── Material supplied ──

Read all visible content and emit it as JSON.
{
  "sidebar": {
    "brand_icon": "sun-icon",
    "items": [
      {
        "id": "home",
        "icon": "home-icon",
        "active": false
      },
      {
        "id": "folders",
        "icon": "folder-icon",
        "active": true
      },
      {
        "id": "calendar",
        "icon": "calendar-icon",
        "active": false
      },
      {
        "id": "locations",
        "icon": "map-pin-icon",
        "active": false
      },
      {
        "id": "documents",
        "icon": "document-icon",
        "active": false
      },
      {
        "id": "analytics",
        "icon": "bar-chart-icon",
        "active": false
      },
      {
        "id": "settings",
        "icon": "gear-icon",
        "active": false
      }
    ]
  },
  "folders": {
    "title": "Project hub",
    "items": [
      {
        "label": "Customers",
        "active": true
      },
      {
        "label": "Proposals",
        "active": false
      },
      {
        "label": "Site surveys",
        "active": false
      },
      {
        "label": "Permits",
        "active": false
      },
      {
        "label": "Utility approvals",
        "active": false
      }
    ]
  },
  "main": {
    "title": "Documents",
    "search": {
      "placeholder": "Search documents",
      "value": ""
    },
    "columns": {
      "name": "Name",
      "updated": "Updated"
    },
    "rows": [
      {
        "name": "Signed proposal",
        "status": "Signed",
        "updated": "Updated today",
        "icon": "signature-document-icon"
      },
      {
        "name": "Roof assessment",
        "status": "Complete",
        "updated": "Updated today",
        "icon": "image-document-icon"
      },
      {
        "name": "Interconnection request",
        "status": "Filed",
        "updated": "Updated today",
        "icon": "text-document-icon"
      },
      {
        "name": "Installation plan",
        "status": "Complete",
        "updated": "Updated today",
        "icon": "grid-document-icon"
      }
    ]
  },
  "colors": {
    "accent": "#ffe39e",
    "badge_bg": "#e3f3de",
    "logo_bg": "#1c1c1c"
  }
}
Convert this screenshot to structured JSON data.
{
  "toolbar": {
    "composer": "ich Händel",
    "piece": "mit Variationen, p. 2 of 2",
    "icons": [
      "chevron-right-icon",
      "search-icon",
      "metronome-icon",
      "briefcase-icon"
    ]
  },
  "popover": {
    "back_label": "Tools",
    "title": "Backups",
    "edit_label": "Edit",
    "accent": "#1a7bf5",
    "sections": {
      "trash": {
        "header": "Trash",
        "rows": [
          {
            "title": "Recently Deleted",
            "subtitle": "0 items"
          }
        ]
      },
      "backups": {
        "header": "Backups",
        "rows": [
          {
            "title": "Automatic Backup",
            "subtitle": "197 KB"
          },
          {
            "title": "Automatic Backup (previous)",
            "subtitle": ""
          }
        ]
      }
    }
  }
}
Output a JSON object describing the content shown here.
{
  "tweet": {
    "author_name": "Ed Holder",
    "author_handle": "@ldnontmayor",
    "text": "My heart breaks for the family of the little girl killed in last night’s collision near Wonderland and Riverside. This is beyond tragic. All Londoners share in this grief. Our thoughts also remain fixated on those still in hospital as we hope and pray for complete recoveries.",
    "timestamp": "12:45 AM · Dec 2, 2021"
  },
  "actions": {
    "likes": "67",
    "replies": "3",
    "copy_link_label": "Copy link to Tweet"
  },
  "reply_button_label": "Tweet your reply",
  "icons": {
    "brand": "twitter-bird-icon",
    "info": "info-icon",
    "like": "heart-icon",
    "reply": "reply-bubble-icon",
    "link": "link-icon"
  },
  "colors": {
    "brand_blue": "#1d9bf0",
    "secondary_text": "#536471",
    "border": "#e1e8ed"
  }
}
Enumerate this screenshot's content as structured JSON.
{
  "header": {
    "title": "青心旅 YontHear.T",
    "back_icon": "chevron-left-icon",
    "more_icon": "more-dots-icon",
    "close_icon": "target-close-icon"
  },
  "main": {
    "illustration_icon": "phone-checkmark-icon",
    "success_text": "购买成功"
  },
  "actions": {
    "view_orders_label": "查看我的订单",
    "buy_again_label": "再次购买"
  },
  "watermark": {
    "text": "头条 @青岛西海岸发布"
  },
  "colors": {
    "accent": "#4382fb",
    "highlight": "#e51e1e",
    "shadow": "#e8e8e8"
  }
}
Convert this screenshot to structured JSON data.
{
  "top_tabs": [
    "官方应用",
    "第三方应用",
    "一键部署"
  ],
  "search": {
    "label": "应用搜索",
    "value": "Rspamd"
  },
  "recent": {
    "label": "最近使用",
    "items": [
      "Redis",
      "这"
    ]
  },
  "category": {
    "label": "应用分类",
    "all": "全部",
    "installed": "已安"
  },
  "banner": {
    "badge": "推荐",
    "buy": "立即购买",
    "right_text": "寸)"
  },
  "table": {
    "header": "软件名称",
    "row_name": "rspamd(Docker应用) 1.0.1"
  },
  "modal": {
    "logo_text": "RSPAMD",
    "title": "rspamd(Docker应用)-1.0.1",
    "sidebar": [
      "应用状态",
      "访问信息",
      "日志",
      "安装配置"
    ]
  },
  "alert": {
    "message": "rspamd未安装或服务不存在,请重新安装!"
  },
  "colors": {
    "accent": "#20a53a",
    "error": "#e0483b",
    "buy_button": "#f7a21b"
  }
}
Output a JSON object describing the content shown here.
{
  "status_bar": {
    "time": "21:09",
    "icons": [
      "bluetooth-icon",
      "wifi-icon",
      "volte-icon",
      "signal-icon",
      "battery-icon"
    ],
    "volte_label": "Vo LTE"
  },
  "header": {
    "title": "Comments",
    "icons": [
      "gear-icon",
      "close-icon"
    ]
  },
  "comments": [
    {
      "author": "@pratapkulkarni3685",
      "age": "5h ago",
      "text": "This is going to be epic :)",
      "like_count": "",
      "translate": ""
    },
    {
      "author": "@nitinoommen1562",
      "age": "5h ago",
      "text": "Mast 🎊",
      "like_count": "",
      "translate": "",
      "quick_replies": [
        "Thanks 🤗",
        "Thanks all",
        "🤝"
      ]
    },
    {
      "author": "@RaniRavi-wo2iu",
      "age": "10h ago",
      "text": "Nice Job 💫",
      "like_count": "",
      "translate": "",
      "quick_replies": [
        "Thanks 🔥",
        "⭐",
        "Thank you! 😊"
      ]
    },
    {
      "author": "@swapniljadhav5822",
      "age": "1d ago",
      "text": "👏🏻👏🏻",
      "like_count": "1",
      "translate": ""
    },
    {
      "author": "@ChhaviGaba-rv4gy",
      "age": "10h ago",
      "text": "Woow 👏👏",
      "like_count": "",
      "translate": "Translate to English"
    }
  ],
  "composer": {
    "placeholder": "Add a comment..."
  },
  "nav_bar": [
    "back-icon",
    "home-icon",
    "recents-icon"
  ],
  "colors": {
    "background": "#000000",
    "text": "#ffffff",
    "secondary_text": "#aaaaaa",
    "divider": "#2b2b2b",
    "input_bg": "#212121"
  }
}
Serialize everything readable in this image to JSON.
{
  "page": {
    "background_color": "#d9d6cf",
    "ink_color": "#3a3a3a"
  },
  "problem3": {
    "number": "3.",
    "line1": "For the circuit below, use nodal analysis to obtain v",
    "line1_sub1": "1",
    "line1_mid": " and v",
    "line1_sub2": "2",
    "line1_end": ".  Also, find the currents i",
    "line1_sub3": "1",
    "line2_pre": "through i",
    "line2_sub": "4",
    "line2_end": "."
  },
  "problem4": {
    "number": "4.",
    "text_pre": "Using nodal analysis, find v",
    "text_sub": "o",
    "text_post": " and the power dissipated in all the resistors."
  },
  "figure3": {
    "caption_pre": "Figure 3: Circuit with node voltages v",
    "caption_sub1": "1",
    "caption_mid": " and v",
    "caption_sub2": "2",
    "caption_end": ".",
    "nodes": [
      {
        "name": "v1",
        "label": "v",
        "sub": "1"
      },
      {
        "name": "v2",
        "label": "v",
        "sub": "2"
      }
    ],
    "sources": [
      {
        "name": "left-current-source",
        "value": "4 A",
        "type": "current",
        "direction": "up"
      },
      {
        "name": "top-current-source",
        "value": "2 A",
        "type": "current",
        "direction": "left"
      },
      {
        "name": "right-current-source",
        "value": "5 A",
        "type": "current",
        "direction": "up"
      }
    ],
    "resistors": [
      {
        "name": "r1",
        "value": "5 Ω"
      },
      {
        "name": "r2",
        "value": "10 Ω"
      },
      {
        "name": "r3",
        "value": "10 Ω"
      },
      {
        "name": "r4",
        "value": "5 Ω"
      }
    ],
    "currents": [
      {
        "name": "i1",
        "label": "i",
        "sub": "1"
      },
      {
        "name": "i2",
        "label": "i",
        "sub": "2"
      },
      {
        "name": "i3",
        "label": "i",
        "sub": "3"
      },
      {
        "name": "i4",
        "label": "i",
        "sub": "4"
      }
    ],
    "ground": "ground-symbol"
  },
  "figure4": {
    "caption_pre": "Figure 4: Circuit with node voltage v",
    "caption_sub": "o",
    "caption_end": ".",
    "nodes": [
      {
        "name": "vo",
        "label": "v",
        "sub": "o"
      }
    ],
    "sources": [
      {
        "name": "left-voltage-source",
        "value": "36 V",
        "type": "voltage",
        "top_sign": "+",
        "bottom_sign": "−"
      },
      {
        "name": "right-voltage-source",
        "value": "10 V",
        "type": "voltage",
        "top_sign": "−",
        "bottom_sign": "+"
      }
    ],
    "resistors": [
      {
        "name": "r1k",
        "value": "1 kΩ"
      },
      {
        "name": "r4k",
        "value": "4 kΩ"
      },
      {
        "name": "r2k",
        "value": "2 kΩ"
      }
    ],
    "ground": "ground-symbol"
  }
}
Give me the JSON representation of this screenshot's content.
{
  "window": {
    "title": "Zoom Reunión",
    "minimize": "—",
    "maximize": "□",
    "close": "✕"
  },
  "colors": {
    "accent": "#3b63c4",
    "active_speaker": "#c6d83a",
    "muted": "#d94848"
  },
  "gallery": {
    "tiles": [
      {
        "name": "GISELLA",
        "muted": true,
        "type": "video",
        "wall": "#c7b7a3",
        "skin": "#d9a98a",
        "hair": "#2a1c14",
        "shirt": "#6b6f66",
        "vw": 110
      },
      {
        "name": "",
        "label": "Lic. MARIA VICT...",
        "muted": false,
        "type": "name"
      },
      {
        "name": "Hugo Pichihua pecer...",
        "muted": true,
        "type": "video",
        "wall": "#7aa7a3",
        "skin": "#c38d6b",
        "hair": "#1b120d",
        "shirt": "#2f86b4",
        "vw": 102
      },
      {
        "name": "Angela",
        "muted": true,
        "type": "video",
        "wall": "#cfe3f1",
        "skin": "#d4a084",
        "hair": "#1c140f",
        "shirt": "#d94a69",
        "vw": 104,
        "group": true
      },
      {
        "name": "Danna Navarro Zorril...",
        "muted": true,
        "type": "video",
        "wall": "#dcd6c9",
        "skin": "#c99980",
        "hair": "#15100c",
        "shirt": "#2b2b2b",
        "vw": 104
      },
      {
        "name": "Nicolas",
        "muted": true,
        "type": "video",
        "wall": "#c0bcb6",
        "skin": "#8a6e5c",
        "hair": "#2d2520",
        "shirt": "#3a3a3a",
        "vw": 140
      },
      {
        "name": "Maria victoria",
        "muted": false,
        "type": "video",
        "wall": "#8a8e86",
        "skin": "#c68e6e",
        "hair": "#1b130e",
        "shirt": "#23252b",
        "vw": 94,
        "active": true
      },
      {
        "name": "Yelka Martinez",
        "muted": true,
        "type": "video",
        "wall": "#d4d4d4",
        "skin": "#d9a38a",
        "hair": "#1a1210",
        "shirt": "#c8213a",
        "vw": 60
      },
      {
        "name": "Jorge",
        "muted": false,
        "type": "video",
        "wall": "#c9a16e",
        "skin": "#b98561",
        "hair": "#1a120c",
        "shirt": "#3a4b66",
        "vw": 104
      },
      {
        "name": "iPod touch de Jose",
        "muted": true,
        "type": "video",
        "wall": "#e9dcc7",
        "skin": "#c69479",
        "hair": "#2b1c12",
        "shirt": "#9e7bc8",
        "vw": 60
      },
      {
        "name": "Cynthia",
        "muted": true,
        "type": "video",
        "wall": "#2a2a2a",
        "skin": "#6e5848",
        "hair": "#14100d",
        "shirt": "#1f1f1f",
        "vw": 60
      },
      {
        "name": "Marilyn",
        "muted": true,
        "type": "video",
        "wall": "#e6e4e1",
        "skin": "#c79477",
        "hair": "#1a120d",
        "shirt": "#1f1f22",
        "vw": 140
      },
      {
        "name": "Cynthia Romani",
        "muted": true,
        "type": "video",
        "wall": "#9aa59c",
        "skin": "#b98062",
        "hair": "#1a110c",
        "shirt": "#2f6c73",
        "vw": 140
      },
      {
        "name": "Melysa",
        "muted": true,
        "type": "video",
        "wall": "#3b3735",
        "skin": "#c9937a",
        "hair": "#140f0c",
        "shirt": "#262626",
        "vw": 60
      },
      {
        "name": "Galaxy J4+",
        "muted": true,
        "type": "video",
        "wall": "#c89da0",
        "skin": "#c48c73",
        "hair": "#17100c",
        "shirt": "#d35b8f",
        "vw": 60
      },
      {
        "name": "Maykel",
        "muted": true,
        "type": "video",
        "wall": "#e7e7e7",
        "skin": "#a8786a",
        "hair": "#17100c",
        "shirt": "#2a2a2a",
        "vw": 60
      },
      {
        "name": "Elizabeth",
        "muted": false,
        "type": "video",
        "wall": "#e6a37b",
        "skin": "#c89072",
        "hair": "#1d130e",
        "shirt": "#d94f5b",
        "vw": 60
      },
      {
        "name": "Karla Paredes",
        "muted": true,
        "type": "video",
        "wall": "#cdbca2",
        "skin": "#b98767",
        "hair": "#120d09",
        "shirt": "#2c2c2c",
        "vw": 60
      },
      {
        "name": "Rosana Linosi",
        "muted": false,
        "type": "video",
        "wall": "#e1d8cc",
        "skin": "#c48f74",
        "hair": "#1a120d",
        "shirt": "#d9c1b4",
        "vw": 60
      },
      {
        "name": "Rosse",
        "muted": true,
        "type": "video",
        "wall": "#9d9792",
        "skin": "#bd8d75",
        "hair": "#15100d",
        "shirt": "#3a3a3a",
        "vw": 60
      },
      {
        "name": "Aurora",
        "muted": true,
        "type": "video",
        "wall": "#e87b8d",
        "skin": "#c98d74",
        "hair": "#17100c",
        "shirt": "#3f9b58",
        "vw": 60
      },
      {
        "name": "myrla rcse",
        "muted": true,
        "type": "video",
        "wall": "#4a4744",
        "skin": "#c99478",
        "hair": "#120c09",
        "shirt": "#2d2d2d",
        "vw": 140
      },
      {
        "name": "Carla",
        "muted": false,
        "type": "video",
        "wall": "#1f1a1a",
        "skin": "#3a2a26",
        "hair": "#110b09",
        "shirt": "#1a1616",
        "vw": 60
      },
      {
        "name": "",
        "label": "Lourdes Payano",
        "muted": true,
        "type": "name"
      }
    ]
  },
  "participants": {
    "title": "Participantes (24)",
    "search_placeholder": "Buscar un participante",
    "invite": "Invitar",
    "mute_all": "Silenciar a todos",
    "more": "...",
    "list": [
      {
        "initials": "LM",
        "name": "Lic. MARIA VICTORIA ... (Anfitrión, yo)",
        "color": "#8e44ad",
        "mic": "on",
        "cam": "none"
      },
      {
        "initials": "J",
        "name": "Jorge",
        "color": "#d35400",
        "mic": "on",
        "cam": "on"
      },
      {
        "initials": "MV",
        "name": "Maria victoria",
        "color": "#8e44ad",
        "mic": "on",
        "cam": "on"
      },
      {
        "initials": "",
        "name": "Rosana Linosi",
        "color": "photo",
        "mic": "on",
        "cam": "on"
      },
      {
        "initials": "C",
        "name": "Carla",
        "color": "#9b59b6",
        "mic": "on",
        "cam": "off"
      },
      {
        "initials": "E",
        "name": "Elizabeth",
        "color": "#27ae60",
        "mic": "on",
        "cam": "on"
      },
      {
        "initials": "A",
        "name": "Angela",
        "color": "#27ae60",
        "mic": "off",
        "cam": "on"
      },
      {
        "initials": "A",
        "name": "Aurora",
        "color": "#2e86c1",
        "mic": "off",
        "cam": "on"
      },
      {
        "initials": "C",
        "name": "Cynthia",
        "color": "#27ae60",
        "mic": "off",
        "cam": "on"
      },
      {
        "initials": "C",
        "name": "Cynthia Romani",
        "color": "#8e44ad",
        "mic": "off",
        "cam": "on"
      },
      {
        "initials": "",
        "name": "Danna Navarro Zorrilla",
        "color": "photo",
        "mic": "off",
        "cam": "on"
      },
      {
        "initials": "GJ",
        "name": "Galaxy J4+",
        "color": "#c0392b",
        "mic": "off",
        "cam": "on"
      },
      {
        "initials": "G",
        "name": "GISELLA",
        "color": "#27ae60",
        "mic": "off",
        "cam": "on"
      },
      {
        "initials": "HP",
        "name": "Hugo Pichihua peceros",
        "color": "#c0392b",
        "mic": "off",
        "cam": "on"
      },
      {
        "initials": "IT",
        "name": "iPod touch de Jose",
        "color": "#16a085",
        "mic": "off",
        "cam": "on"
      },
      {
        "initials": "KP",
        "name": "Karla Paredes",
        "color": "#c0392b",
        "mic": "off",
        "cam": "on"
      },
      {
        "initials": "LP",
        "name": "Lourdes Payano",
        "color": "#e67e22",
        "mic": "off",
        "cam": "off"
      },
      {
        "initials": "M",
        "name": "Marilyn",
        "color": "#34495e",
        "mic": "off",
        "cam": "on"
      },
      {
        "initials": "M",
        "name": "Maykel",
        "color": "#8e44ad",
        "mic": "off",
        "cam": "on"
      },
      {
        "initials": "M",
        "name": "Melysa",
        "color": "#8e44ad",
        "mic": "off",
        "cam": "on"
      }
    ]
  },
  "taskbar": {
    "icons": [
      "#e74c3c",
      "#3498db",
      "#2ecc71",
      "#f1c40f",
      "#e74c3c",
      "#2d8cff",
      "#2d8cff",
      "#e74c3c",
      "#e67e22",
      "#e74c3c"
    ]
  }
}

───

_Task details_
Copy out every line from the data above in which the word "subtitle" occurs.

_Final answer_
            "subtitle": "0 items"
            "subtitle": "197 KB"
            "subtitle": ""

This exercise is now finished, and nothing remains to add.